Panel: Regional Transmission Organizations and Decision-Making
(Natural Resource Security, Energy and Environmental Policy)

Saturday, November 8, 2014: 8:30 AM-10:00 AM
Enchantment Ballroom C (Hyatt)

*Names in bold indicate Presenter

Panel Organizers:  David Solan, Boise State University
Panel Chairs:  David Solan, Boise State University
Discussants:  Larry Blank, New Mexico State University

Decision-Making and Design in Regional Transmission Organizations: Caiso and the Energy Imbalance Market
David Solan, Stephanie Lenhart and Natalie Nelson-Marsh, Boise State University

Integrating Wind into the Electric Grid: The Case of the Midcontinent Independent System Operator
Elizabeth Wilson and Benjamin Stafford, University of Minnesota

Rate Design Decision Making in Pjm Incorporated
Seth Blumsack and Nick Johnson, Pennsylvania State University

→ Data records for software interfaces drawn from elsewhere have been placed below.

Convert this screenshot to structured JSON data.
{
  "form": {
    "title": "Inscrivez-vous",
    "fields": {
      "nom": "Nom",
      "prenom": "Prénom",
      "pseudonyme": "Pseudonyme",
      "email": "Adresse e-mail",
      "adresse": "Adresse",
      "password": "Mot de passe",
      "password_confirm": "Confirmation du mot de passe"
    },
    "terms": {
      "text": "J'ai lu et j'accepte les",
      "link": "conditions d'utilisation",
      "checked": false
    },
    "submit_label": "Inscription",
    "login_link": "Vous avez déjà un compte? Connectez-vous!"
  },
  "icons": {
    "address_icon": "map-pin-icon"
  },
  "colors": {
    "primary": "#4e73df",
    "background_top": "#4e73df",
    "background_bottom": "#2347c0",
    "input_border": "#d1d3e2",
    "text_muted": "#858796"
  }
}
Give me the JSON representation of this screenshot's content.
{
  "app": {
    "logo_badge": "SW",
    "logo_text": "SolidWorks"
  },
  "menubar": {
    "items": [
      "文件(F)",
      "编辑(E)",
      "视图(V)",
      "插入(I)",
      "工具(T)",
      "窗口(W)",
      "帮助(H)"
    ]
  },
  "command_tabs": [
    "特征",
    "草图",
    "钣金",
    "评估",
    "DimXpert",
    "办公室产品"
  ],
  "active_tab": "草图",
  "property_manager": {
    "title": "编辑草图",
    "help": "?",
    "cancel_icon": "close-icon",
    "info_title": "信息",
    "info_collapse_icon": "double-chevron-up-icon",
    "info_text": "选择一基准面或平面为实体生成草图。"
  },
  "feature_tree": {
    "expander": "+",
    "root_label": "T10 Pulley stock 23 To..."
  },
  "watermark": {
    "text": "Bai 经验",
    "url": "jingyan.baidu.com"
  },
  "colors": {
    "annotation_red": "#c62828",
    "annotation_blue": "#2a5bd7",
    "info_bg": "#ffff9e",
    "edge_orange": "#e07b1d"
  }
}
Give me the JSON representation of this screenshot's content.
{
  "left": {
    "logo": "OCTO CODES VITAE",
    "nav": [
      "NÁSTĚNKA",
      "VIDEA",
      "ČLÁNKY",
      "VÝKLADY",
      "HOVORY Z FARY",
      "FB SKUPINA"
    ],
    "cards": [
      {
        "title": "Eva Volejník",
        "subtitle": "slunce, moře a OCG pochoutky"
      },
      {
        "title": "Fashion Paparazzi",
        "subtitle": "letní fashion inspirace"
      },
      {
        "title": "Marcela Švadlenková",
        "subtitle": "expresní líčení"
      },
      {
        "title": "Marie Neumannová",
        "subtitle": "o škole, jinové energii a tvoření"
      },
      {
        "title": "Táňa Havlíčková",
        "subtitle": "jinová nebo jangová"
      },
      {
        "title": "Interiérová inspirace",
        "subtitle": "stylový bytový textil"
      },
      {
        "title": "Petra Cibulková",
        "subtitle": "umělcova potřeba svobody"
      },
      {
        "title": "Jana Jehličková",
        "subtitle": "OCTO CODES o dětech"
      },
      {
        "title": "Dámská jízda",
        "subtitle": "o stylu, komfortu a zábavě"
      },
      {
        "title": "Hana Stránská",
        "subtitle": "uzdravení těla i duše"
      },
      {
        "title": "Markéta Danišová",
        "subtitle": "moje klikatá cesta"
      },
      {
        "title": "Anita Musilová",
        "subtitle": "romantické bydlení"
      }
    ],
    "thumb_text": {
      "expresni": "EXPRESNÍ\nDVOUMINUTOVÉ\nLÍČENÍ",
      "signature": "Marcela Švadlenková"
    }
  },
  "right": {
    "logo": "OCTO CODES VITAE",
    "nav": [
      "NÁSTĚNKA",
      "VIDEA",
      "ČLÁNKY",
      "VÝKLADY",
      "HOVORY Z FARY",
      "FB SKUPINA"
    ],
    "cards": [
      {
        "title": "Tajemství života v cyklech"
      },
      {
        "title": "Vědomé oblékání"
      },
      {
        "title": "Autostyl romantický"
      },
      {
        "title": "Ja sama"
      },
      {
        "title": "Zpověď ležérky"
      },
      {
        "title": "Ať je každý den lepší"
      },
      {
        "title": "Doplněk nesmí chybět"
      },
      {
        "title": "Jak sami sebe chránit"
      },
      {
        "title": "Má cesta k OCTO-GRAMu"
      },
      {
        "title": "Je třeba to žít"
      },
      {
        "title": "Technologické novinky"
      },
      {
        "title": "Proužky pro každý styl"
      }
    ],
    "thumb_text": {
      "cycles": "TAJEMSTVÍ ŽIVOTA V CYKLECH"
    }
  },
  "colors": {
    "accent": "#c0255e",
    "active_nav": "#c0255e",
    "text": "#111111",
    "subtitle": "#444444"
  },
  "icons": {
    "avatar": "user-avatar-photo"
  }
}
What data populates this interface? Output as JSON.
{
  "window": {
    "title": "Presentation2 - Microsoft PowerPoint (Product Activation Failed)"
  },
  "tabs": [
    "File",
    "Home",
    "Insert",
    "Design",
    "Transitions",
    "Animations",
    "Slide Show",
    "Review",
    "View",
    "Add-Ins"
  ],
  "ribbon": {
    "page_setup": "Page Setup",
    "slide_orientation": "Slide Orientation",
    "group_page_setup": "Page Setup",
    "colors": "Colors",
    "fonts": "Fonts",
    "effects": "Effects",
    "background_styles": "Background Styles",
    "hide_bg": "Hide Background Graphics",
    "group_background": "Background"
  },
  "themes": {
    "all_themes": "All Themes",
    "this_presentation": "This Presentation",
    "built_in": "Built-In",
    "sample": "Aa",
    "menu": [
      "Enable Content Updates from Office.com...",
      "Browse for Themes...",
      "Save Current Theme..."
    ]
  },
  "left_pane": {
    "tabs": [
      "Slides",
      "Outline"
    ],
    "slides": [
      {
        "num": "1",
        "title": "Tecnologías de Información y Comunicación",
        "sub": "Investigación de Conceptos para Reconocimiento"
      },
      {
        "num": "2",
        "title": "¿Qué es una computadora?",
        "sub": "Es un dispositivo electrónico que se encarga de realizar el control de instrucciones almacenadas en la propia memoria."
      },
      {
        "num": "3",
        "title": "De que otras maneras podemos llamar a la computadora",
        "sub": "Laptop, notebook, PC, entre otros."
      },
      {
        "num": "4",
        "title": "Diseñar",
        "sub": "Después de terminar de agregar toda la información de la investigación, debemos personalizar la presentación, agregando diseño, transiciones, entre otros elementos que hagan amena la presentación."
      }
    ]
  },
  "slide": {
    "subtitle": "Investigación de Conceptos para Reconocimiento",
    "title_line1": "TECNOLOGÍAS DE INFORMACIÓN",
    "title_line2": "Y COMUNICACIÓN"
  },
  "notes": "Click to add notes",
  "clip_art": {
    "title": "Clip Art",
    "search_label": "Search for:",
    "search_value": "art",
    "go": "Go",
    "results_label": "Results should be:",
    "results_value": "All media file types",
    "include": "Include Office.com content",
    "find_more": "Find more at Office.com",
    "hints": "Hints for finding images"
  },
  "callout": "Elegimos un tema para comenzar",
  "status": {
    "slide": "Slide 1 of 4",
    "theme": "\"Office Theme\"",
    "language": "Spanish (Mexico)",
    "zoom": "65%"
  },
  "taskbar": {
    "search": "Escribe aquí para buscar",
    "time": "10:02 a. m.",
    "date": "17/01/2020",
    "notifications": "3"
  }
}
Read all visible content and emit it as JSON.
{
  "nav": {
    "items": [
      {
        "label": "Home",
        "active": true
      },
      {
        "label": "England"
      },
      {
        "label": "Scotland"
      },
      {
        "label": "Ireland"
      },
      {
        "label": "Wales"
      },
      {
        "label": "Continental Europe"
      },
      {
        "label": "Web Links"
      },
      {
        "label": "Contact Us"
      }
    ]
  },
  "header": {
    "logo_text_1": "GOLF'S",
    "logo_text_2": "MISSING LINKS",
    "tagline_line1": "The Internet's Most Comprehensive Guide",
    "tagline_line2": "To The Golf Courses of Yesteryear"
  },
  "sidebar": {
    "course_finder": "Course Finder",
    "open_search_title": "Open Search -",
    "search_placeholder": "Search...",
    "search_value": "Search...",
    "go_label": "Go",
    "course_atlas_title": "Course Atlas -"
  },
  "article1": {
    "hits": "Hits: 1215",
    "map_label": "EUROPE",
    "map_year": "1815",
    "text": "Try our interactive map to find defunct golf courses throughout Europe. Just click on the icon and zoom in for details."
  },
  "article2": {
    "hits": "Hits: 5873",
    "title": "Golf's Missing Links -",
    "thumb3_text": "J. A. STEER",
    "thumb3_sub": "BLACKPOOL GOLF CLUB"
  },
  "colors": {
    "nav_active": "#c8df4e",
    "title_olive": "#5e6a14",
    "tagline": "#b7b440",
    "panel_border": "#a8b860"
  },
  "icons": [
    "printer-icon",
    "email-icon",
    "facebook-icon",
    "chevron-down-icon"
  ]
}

Building, maintaining and transforming complex infrastructure systems such as energy requires decisionmaking across multiple jurisdictions and institutions in the collective development of policies that will ensure seamless system operation. The North American electric power system is challenged to make fundamental transformations in the way that electrical energy is produced, delivered and consumed as individual states have increasingly mandated utilization of renewable sources of electricity. The integration of utility-scale intermittent or variable renewables, such as wind and solar energy, is among the most complex issues that face the electricity industry, policymakers, and stakeholders. The technical challenges due to the variability of when wind and solar resources are available are accompanied by challenges related to scheduling and dispatching generators, planning to meet future needs for electric transmission and managing its current availability, and creating restructured markets that integrate renewably generated power among regulated and unregulated entities. This panel will examine these challenges through three papers that examine different cases in the three largest Regional Transmission Organizations (RTOs): the California Independent System Operator (CAISO), PJM (the Mid-Atlantic region stretching west as far as Illinois), and the Midcontinent Independent System Operator (MISO), operating from the upper-Midwest down through Louisiana. The CAISO case study examines the design and development of the Energy Imbalance Market, whose aim is to address the variability of renewable energy by providing reciprocal services outside of its jurisdiction. Transmission planning and the very contentious issue of transmission cost allocation are addressed by the PJM case study. Finally, the MISO case study investigates how the RTO is addressing the historical curtailment of wind power through the design and implementation of Dispatchable Intermittent Resources rules, and integrating the variable wind power into wholesale energy markets. The RTOs remain an understudied area of management scholarship considering their importance in meeting energy needs as well as addressing policies such as climate change. While membership is voluntary, RTOs have the responsibility for planning and operating electric power systems and their markets over broad swaths of the country, meeting demand for about 70% of delivered electricity in the US. The role of the RTO is to plan and operate transmission systems in a non-discriminatory fashion and to broker wholesale electricity transactions between electricity generators and distributors; but the RTO itself is a not-for-profit entity that cannot own physical assets or take financial positions in wholesale or retail markets for electricity. RTOs aim to preserve reliability, yet are motivated by not only their member utilities concerns but also policymakers (e.g. economic development and climate change) when planning future rules and policies. RTOs also serve as a space where electric grid planning is evolving to create new paradigms for planning and new rules for grid operation. This space brings many constituencies together, such as state officials, utility companies (public and private), transmission owners, and environmental and consumer groups to plan the future electricity system and make decisions in regard to rules for electricity market operation.